Among the lines below, copy each one in which "played" appears.
Listed records below:
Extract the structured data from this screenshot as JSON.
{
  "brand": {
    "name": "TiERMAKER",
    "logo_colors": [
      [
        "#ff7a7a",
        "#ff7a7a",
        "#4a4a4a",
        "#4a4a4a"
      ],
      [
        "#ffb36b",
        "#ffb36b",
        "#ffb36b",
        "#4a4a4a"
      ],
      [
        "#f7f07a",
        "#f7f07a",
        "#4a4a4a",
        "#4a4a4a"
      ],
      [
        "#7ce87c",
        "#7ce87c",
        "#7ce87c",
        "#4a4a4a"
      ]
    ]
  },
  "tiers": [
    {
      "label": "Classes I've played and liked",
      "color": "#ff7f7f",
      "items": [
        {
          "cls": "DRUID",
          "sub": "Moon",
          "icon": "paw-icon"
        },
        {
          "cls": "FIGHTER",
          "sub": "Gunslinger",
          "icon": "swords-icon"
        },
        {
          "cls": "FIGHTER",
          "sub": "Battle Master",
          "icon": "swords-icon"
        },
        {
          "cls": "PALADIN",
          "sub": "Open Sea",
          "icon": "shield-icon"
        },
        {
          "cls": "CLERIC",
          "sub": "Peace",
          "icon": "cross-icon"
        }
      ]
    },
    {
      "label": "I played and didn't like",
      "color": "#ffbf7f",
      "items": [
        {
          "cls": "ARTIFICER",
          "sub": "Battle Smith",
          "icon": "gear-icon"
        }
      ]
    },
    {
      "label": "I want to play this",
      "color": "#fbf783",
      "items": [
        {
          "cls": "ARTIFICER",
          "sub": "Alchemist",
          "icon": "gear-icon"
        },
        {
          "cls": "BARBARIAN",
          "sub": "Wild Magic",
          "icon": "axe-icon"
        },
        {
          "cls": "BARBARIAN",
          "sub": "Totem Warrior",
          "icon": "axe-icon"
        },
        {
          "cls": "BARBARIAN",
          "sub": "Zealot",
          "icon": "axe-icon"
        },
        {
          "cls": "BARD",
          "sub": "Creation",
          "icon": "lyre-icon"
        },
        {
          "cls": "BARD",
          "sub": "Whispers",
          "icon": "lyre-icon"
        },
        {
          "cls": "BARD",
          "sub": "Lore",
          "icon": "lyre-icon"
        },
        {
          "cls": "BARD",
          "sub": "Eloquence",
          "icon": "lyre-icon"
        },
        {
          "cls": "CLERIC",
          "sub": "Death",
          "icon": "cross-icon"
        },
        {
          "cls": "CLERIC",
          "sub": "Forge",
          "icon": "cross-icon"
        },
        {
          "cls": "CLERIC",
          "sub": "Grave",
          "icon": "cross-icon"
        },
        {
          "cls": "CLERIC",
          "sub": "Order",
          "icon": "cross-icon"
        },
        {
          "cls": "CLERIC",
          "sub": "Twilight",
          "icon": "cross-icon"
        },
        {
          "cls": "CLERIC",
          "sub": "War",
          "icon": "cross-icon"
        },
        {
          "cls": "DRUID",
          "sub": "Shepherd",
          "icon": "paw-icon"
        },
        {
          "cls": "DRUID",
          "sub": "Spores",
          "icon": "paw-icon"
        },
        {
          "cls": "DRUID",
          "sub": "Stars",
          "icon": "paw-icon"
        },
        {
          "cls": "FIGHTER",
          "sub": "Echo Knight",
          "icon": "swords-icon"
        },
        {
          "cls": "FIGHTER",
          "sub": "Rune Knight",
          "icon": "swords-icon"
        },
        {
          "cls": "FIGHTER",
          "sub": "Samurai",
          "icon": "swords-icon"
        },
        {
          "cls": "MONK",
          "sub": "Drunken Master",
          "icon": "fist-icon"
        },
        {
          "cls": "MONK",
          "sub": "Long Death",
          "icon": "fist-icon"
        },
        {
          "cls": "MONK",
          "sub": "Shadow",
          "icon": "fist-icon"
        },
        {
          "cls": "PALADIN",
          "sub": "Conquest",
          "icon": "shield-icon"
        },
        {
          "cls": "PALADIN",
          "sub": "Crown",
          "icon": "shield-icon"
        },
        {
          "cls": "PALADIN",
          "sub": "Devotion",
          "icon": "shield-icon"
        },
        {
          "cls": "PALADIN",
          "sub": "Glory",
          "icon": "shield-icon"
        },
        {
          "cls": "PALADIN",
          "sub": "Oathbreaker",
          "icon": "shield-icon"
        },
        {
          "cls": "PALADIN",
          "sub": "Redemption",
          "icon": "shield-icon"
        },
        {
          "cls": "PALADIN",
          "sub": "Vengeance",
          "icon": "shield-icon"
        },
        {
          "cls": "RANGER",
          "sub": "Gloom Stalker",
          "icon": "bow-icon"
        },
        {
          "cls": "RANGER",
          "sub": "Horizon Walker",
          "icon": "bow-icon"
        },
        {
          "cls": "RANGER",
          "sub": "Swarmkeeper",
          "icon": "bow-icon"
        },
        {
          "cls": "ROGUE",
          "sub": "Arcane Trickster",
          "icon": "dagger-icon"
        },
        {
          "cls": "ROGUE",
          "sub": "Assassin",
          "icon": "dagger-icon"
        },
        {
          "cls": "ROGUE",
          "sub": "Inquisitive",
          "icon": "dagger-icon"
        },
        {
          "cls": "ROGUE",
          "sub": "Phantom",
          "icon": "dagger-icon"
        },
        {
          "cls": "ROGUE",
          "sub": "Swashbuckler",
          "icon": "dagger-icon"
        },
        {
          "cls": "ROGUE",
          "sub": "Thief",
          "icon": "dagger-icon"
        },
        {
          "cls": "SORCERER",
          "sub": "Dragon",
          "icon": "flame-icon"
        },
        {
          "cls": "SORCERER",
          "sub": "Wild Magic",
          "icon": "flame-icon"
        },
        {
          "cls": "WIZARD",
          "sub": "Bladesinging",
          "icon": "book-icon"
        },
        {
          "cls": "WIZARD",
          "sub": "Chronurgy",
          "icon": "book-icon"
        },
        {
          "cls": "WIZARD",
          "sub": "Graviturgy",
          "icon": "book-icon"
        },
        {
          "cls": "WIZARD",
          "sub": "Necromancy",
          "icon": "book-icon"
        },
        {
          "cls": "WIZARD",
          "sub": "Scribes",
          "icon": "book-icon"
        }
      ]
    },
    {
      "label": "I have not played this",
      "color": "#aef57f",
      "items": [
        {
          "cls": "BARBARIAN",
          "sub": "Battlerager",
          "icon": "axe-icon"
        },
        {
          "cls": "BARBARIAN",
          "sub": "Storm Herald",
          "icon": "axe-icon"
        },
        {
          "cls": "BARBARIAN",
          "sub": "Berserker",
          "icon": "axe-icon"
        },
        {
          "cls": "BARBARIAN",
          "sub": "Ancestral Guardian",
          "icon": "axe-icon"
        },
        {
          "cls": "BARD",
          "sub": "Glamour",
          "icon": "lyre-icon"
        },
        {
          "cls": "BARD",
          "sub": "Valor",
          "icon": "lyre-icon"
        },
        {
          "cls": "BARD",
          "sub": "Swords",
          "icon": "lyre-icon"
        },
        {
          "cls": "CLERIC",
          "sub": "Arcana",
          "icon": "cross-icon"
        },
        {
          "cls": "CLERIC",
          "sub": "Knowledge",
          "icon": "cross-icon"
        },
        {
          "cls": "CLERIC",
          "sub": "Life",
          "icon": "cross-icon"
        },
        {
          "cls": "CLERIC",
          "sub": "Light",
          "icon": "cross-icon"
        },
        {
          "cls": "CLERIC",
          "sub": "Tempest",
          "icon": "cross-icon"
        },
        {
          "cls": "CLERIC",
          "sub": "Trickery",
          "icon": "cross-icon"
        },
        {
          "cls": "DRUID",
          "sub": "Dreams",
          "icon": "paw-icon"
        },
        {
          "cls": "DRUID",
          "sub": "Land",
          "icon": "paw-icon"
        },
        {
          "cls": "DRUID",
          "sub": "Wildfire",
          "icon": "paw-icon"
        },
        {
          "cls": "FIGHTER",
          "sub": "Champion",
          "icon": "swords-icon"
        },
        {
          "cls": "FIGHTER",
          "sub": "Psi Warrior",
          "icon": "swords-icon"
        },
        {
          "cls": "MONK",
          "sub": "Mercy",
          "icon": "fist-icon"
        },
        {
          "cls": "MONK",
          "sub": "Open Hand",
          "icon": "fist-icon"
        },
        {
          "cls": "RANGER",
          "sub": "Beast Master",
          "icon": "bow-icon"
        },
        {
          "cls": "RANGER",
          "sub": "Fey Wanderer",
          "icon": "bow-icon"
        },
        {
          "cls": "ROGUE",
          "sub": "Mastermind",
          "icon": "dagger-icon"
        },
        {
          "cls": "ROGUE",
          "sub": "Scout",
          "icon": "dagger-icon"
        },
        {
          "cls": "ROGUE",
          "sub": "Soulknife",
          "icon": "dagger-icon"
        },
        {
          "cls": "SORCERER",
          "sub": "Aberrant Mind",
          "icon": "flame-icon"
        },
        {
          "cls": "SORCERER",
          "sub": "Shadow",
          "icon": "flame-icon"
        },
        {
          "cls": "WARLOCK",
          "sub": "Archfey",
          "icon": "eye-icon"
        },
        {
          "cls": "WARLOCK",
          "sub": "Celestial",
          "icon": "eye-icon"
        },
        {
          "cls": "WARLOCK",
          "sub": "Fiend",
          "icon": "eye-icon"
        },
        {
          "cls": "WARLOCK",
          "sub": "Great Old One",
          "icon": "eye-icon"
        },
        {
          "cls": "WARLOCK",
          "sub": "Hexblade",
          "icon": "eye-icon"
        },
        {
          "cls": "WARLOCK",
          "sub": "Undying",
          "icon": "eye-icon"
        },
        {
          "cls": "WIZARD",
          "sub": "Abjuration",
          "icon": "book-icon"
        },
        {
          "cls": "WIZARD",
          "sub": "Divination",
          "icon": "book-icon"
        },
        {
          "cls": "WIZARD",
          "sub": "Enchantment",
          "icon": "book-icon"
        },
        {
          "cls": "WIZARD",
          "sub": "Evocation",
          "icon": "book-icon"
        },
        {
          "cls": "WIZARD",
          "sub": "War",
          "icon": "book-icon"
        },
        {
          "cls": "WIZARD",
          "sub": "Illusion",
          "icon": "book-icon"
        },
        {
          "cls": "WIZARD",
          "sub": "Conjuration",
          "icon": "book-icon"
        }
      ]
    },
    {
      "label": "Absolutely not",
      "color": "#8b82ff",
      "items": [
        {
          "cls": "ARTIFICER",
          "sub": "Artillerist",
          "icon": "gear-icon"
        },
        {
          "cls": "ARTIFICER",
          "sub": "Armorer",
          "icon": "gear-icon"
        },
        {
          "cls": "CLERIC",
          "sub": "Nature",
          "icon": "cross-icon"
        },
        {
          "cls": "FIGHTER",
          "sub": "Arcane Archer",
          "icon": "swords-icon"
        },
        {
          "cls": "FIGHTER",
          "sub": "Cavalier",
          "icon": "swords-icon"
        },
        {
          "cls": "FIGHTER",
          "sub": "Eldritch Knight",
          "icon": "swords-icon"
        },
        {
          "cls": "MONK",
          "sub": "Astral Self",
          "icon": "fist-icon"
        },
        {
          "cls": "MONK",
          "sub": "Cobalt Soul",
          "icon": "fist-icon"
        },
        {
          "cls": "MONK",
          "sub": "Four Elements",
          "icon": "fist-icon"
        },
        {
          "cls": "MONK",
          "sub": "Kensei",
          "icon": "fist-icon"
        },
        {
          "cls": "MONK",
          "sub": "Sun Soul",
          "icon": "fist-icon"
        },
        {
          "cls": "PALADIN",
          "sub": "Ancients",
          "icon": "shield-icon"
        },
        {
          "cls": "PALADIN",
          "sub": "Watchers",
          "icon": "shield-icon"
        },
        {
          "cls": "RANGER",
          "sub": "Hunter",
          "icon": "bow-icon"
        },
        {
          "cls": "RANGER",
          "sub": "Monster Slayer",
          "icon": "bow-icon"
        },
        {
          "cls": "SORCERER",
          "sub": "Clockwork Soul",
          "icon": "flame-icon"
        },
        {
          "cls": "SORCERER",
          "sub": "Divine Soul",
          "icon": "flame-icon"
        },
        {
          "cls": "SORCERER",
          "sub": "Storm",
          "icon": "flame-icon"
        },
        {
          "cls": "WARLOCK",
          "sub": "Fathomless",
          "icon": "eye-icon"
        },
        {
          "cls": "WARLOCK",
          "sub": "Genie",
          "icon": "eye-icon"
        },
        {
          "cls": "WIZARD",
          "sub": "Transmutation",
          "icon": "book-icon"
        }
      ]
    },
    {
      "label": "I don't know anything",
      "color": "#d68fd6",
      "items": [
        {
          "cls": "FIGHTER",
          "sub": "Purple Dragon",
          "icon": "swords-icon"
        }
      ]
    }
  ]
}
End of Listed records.
▸ **Task response**:
      "label": "Classes I've played and liked",
      "label": "I played and didn't like",
      "label": "I have not played this",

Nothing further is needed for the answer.